EXERCISE GOAL: Quote the listing below in its entirety, omitting every image.

-=-=-

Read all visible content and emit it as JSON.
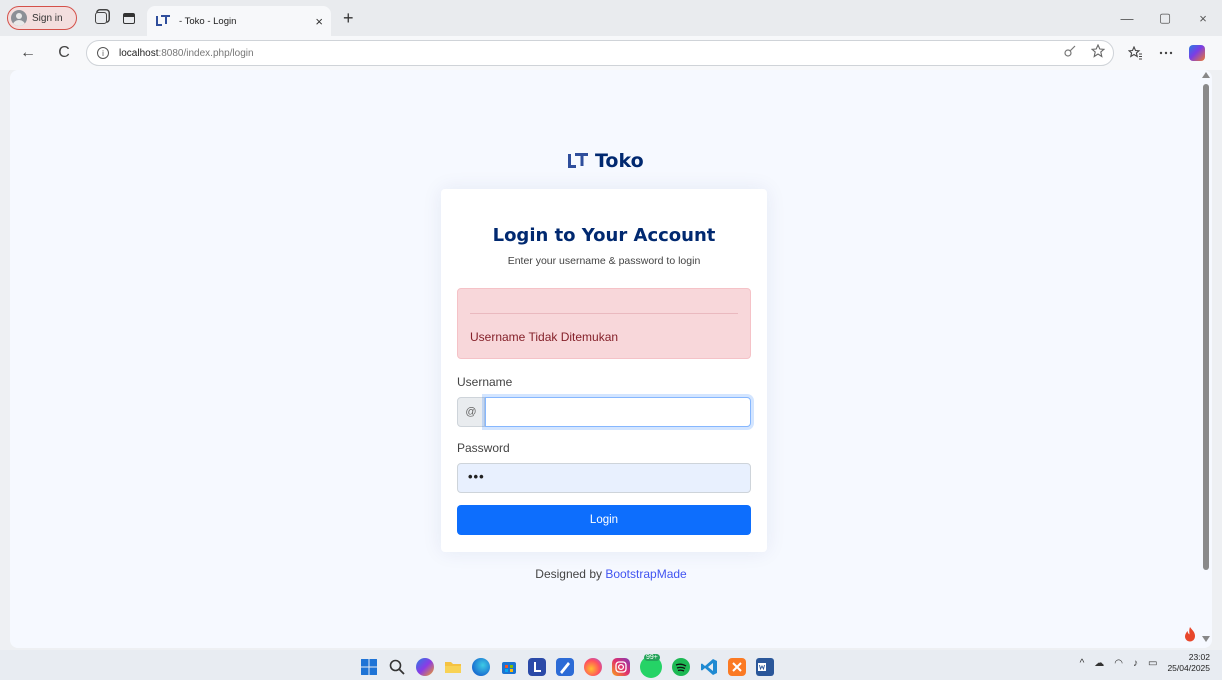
{
  "browser": {
    "signin_label": "Sign in",
    "tab_title": "- Toko - Login",
    "tab_close": "×",
    "new_tab": "+",
    "win_min": "—",
    "win_max": "▢",
    "win_close": "×",
    "back": "←",
    "refresh": "C",
    "url_host": "localhost",
    "url_path": ":8080/index.php/login",
    "info_glyph": "i"
  },
  "page": {
    "brand": "Toko",
    "card_title": "Login to Your Account",
    "card_subtitle": "Enter your username & password to login",
    "alert_message": "Username Tidak Ditemukan",
    "username_label": "Username",
    "username_prefix": "@",
    "username_value": "",
    "password_label": "Password",
    "password_value": "•••",
    "login_button": "Login",
    "credit_prefix": "Designed by ",
    "credit_link": "BootstrapMade"
  },
  "taskbar": {
    "time": "23:02",
    "date": "25/04/2025",
    "badge": "99+"
  },
  "colors": {
    "brand_navy": "#012970",
    "primary": "#0d6efd",
    "alert_bg": "#f8d7da",
    "alert_text": "#842029",
    "link": "#4154f1"
  }
}
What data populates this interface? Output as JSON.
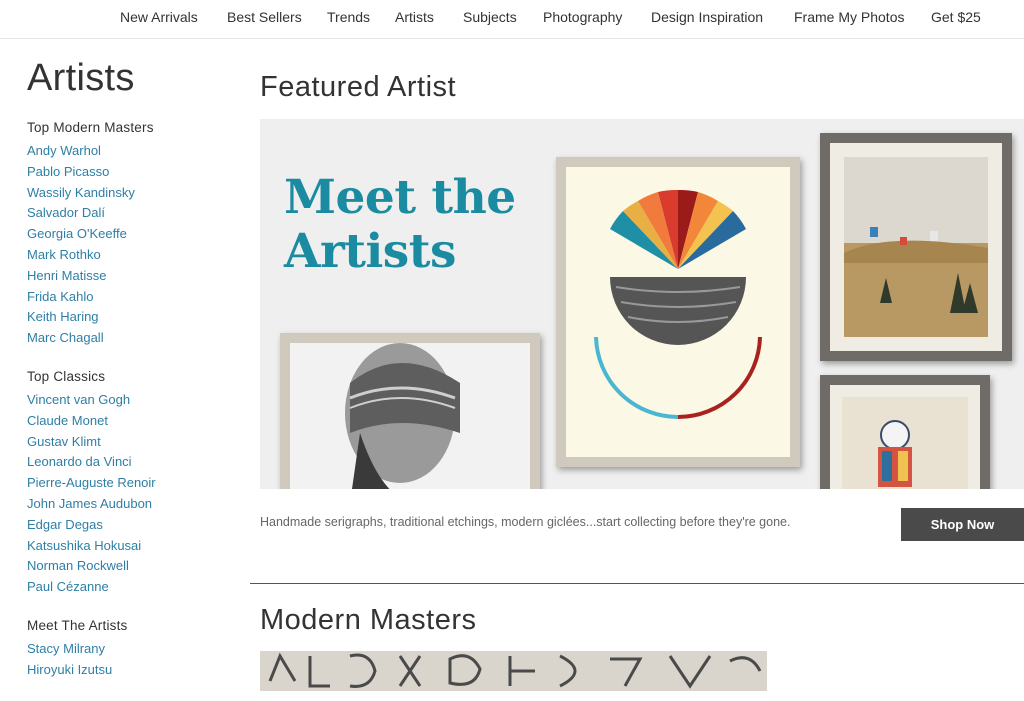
{
  "nav": {
    "items": [
      "New Arrivals",
      "Best Sellers",
      "Trends",
      "Artists",
      "Subjects",
      "Photography",
      "Design Inspiration",
      "Frame My Photos",
      "Get $25"
    ]
  },
  "sidebar": {
    "title": "Artists",
    "groups": [
      {
        "heading": "Top Modern Masters",
        "links": [
          "Andy Warhol",
          "Pablo Picasso",
          "Wassily Kandinsky",
          "Salvador Dalí",
          "Georgia O'Keeffe",
          "Mark Rothko",
          "Henri Matisse",
          "Frida Kahlo",
          "Keith Haring",
          "Marc Chagall"
        ]
      },
      {
        "heading": "Top Classics",
        "links": [
          "Vincent van Gogh",
          "Claude Monet",
          "Gustav Klimt",
          "Leonardo da Vinci",
          "Pierre-Auguste Renoir",
          "John James Audubon",
          "Edgar Degas",
          "Katsushika Hokusai",
          "Norman Rockwell",
          "Paul Cézanne"
        ]
      },
      {
        "heading": "Meet The Artists",
        "links": [
          "Stacy Milrany",
          "Hiroyuki Izutsu"
        ]
      }
    ]
  },
  "featured": {
    "title": "Featured Artist",
    "banner_line1": "Meet the",
    "banner_line2": "Artists",
    "tagline": "Handmade serigraphs, traditional etchings, modern giclées...start collecting before they're gone.",
    "cta": "Shop Now"
  },
  "modern": {
    "title": "Modern Masters"
  },
  "colors": {
    "link": "#2e7fa6",
    "banner_heading": "#1a8ba0",
    "button_bg": "#4a4a4a"
  }
}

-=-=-

RESPONSE TO THIS EXERCISE:
Read all visible content and emit it as JSON.
{
  "browser": {
    "signin_label": "Sign in",
    "tab_title": "- Toko - Login",
    "tab_close": "×",
    "new_tab": "+",
    "win_min": "—",
    "win_max": "▢",
    "win_close": "×",
    "back": "←",
    "refresh": "C",
    "url_host": "localhost",
    "url_path": ":8080/index.php/login",
    "info_glyph": "i"
  },
  "page": {
    "brand": "Toko",
    "card_title": "Login to Your Account",
    "card_subtitle": "Enter your username & password to login",
    "alert_message": "Username Tidak Ditemukan",
    "username_label": "Username",
    "username_prefix": "@",
    "username_value": "",
    "password_label": "Password",
    "password_value": "•••",
    "login_button": "Login",
    "credit_prefix": "Designed by ",
    "credit_link": "BootstrapMade"
  },
  "taskbar": {
    "time": "23:02",
    "date": "25/04/2025",
    "badge": "99+"
  },
  "colors": {
    "brand_navy": "#012970",
    "primary": "#0d6efd",
    "alert_bg": "#f8d7da",
    "alert_text": "#842029",
    "link": "#4154f1"
  }
}
What data populates this interface? Output as JSON.
{
  "nav": {
    "items": [
      "New Arrivals",
      "Best Sellers",
      "Trends",
      "Artists",
      "Subjects",
      "Photography",
      "Design Inspiration",
      "Frame My Photos",
      "Get $25"
    ]
  },
  "sidebar": {
    "title": "Artists",
    "groups": [
      {
        "heading": "Top Modern Masters",
        "links": [
          "Andy Warhol",
          "Pablo Picasso",
          "Wassily Kandinsky",
          "Salvador Dalí",
          "Georgia O'Keeffe",
          "Mark Rothko",
          "Henri Matisse",
          "Frida Kahlo",
          "Keith Haring",
          "Marc Chagall"
        ]
      },
      {
        "heading": "Top Classics",
        "links": [
          "Vincent van Gogh",
          "Claude Monet",
          "Gustav Klimt",
          "Leonardo da Vinci",
          "Pierre-Auguste Renoir",
          "John James Audubon",
          "Edgar Degas",
          "Katsushika Hokusai",
          "Norman Rockwell",
          "Paul Cézanne"
        ]
      },
      {
        "heading": "Meet The Artists",
        "links": [
          "Stacy Milrany",
          "Hiroyuki Izutsu"
        ]
      }
    ]
  },
  "featured": {
    "title": "Featured Artist",
    "banner_line1": "Meet the",
    "banner_line2": "Artists",
    "tagline": "Handmade serigraphs, traditional etchings, modern giclées...start collecting before they're gone.",
    "cta": "Shop Now"
  },
  "modern": {
    "title": "Modern Masters"
  },
  "colors": {
    "link": "#2e7fa6",
    "banner_heading": "#1a8ba0",
    "button_bg": "#4a4a4a"
  }
}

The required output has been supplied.